(Beginning of Task material)
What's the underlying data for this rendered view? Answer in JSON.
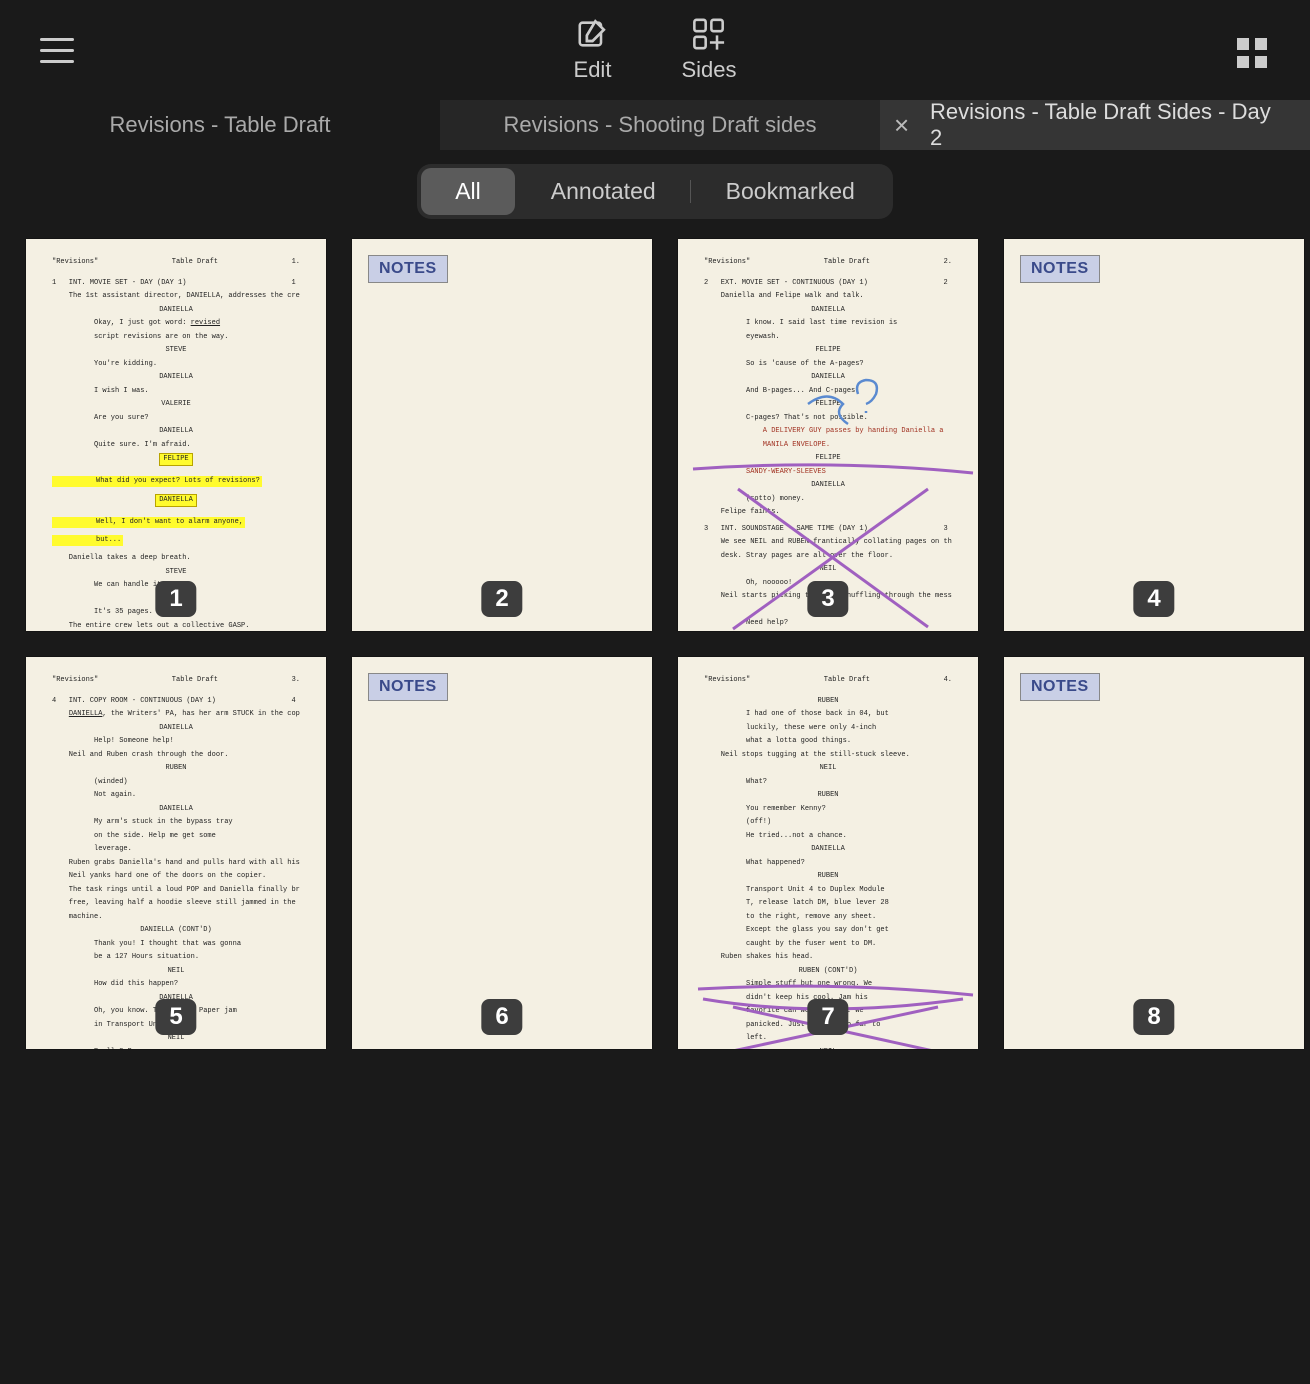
{
  "toolbar": {
    "edit_label": "Edit",
    "sides_label": "Sides"
  },
  "tabs": [
    {
      "label": "Revisions - Table Draft",
      "active": false,
      "closable": false
    },
    {
      "label": "Revisions - Shooting Draft sides",
      "active": false,
      "closable": false
    },
    {
      "label": "Revisions - Table Draft Sides - Day 2",
      "active": true,
      "closable": true
    }
  ],
  "filters": {
    "all": "All",
    "annotated": "Annotated",
    "bookmarked": "Bookmarked",
    "active": "all"
  },
  "notes_badge": "NOTES",
  "script_title": "\"Revisions\"",
  "script_draft": "Table Draft",
  "pages": [
    {
      "number": "1",
      "type": "script",
      "page_label": "1.",
      "has_highlights": true
    },
    {
      "number": "2",
      "type": "notes"
    },
    {
      "number": "3",
      "type": "script",
      "page_label": "2.",
      "has_annotations": true,
      "annotation_type": "x-question"
    },
    {
      "number": "4",
      "type": "notes"
    },
    {
      "number": "5",
      "type": "script",
      "page_label": "3."
    },
    {
      "number": "6",
      "type": "notes"
    },
    {
      "number": "7",
      "type": "script",
      "page_label": "4.",
      "has_annotations": true,
      "annotation_type": "underline-x"
    },
    {
      "number": "8",
      "type": "notes"
    }
  ]
}
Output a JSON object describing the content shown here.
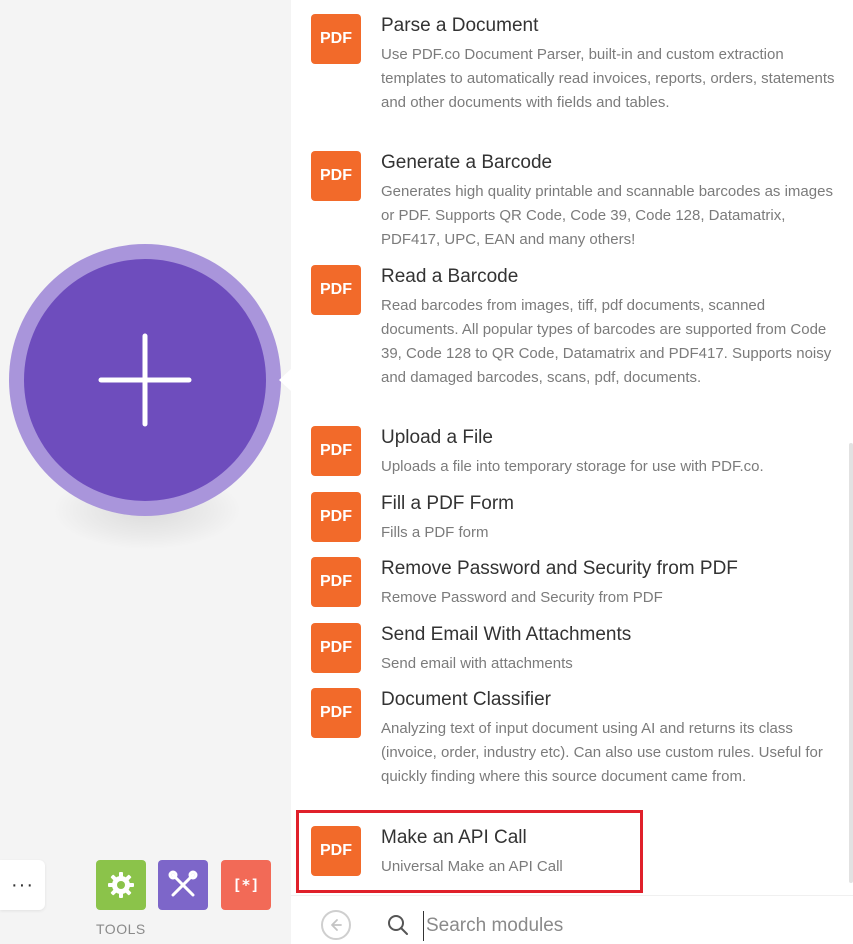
{
  "canvas": {
    "more_label": "···",
    "tools_label": "TOOLS",
    "brackets_label": "[*]"
  },
  "modules": [
    {
      "badge": "PDF",
      "title": "Parse a Document",
      "description": "Use PDF.co Document Parser, built-in and custom extraction templates to automatically read invoices, reports, orders, statements and other documents with fields and tables."
    },
    {
      "badge": "PDF",
      "title": "Generate a Barcode",
      "description": "Generates high quality printable and scannable barcodes as images or PDF. Supports QR Code, Code 39, Code 128, Datamatrix, PDF417, UPC, EAN and many others!"
    },
    {
      "badge": "PDF",
      "title": "Read a Barcode",
      "description": "Read barcodes from images, tiff, pdf documents, scanned documents. All popular types of barcodes are supported from Code 39, Code 128 to QR Code, Datamatrix and PDF417. Supports noisy and damaged barcodes, scans, pdf, documents."
    },
    {
      "badge": "PDF",
      "title": "Upload a File",
      "description": "Uploads a file into temporary storage for use with PDF.co."
    },
    {
      "badge": "PDF",
      "title": "Fill a PDF Form",
      "description": "Fills a PDF form"
    },
    {
      "badge": "PDF",
      "title": "Remove Password and Security from PDF",
      "description": "Remove Password and Security from PDF"
    },
    {
      "badge": "PDF",
      "title": "Send Email With Attachments",
      "description": "Send email with attachments"
    },
    {
      "badge": "PDF",
      "title": "Document Classifier",
      "description": "Analyzing text of input document using AI and returns its class (invoice, order, industry etc). Can also use custom rules. Useful for quickly finding where this source document came from."
    },
    {
      "badge": "PDF",
      "title": "Make an API Call",
      "description": "Universal Make an API Call"
    }
  ],
  "search": {
    "placeholder": "Search modules"
  },
  "colors": {
    "accent_purple": "#6e4dbd",
    "pdf_orange": "#f26a2a",
    "highlight_red": "#e0202a"
  }
}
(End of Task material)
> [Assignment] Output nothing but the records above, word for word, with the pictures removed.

> [Output for this task]
What's the underlying data for this rendered view? Answer in JSON.
{
  "toolbar": {
    "edit_label": "Edit",
    "sides_label": "Sides"
  },
  "tabs": [
    {
      "label": "Revisions - Table Draft",
      "active": false,
      "closable": false
    },
    {
      "label": "Revisions - Shooting Draft sides",
      "active": false,
      "closable": false
    },
    {
      "label": "Revisions - Table Draft Sides - Day 2",
      "active": true,
      "closable": true
    }
  ],
  "filters": {
    "all": "All",
    "annotated": "Annotated",
    "bookmarked": "Bookmarked",
    "active": "all"
  },
  "notes_badge": "NOTES",
  "script_title": "\"Revisions\"",
  "script_draft": "Table Draft",
  "pages": [
    {
      "number": "1",
      "type": "script",
      "page_label": "1.",
      "has_highlights": true
    },
    {
      "number": "2",
      "type": "notes"
    },
    {
      "number": "3",
      "type": "script",
      "page_label": "2.",
      "has_annotations": true,
      "annotation_type": "x-question"
    },
    {
      "number": "4",
      "type": "notes"
    },
    {
      "number": "5",
      "type": "script",
      "page_label": "3."
    },
    {
      "number": "6",
      "type": "notes"
    },
    {
      "number": "7",
      "type": "script",
      "page_label": "4.",
      "has_annotations": true,
      "annotation_type": "underline-x"
    },
    {
      "number": "8",
      "type": "notes"
    }
  ]
}
Output a JSON object describing the content shown here.
{
  "canvas": {
    "more_label": "···",
    "tools_label": "TOOLS",
    "brackets_label": "[*]"
  },
  "modules": [
    {
      "badge": "PDF",
      "title": "Parse a Document",
      "description": "Use PDF.co Document Parser, built-in and custom extraction templates to automatically read invoices, reports, orders, statements and other documents with fields and tables."
    },
    {
      "badge": "PDF",
      "title": "Generate a Barcode",
      "description": "Generates high quality printable and scannable barcodes as images or PDF. Supports QR Code, Code 39, Code 128, Datamatrix, PDF417, UPC, EAN and many others!"
    },
    {
      "badge": "PDF",
      "title": "Read a Barcode",
      "description": "Read barcodes from images, tiff, pdf documents, scanned documents. All popular types of barcodes are supported from Code 39, Code 128 to QR Code, Datamatrix and PDF417. Supports noisy and damaged barcodes, scans, pdf, documents."
    },
    {
      "badge": "PDF",
      "title": "Upload a File",
      "description": "Uploads a file into temporary storage for use with PDF.co."
    },
    {
      "badge": "PDF",
      "title": "Fill a PDF Form",
      "description": "Fills a PDF form"
    },
    {
      "badge": "PDF",
      "title": "Remove Password and Security from PDF",
      "description": "Remove Password and Security from PDF"
    },
    {
      "badge": "PDF",
      "title": "Send Email With Attachments",
      "description": "Send email with attachments"
    },
    {
      "badge": "PDF",
      "title": "Document Classifier",
      "description": "Analyzing text of input document using AI and returns its class (invoice, order, industry etc). Can also use custom rules. Useful for quickly finding where this source document came from."
    },
    {
      "badge": "PDF",
      "title": "Make an API Call",
      "description": "Universal Make an API Call"
    }
  ],
  "search": {
    "placeholder": "Search modules"
  },
  "colors": {
    "accent_purple": "#6e4dbd",
    "pdf_orange": "#f26a2a",
    "highlight_red": "#e0202a"
  }
}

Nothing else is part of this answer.